I was supposed to do this evangelistic series in Osaka and I wanted to show our students the Christian life, as opposed to just tell them about it.  And so as part of the meetings, I broke up everyone into groups and they were led through exercises in Bible study, in fellowship, in grace, in prayer.
The first night I got up and said, this week we’re going to find out if there’s a God or not.  We’re going to do an experiment, and at the end of the week I’ll share the results.
Each group leader encouraged group members to identify some specific problem or need in their lives and then challenged them to see what God would do about it through prayer.  The leader helped each one find a verse of Scripture they could focus on in their prayer; something God had promised he was eager to do.  And they were taught how to pray in Jesus’ name.
These weren’t church members; they weren’t even believers.  I was a just a kid fresh out of college, and I didn’t know any better.  Flying by the seat of my pants.  I don’t know, the blind man who called out to Jesus, had he signed on to belief in the Messiah when he was healed.
The participants prayed each day of our series about their need.
At the end of the week I went around to each group leader and asked them about each of their participants.  Now I was pretty gung ho at the time, but what I discovered surprised even me.  Every single person who followed through on the week-long experiment had received a definite answer to his or her prayer.
I recorded the requests and answers.
One young man had been sick and was worried about getting behind in his job.  He prayed about this and later found that a girl he’d previously misjudged as selfish had done his work for him.
One girl prayed about her parents who were treating her rather coldly because she occasionally came home late from the Christian meetings.  She was surprised at the door one night by her mother asking very warmly, “Are you hungry?”
Another lady expressed to God her deep longing to see her mother’s grave in America someday.  She received a letter from her daughter unexpectedly inviting her to come to the States for a visit.
A businessman, I learned, had been wanting a red tie and prayed for that.  Well, a wiser group leader would have suggested something more appropriate.  Here we were trying to reveal God Almighty and this guy wants a red tie.  But no one was there to administer such wisdom and so the man conducted his little experiment and was taken back one day when a salesman came right into his office and sold him a silky red necktie.
We just didn’t know any better.
I saw all these people having their rendezvous.  The answers weren’t all that miraculous I guess.  But they suggested a gracious touch.  A nudge, “Here I am, over here.”  Notes written back with a hint of affection.
I’ve experienced how wonderful a rendezvous can be when you stretch out of your rut, when you try to change the world, one step at a time.
And I’ve also experienced a rendezvous when you seem to have lost everything in the world.
Not long ago I lost the woman whom I was sure the love of my life, the best thing that ever happened to me, or ever would happen to me.  It’s not something you bounce back from.
And I remember waking up in the middle of another sleepless, angry night and lying there submerged in misery.  And I prayed the kind of prayer I don’t know if I’d ever prayed before.
I just told God I was broken and hurting and miserable.  That’s it.  Fortunately I didn’t go on and on detailing my misery.  But I laid it out.  And I didn’t ask for anything.  I didn’t promise anything.  I didn’t resolve anything.
I didn’t have anything to do that with.  I just spilled it out there in the dark, for several days.  And looking back I can see that was one of the most therapeutic things I ever did.  A big part of my healing.
I just said: I’m hurting.  It’s right here.  It’s right now.  Thanks for listening.
And it was one of the best rendezvous of my life.
God is so eager to be here for us.  And he is so eager that we pray in an answerable way, in a way he can reinforce.
So whether you’re out taking on the world, or whether you’re lying in the dark, I promise, there is a rendezvous you can make, there is an answer that will bring you grace.
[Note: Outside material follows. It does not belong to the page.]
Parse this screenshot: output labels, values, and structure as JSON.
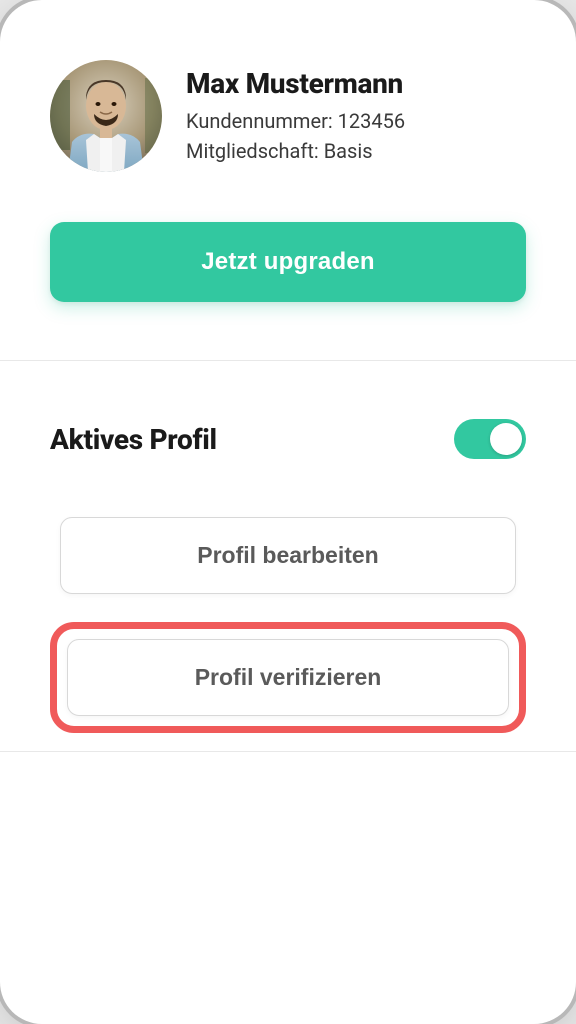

Books About Prayer Themes:

Set Up a Rendezvous

Pray Step by Step

Pray in the Positive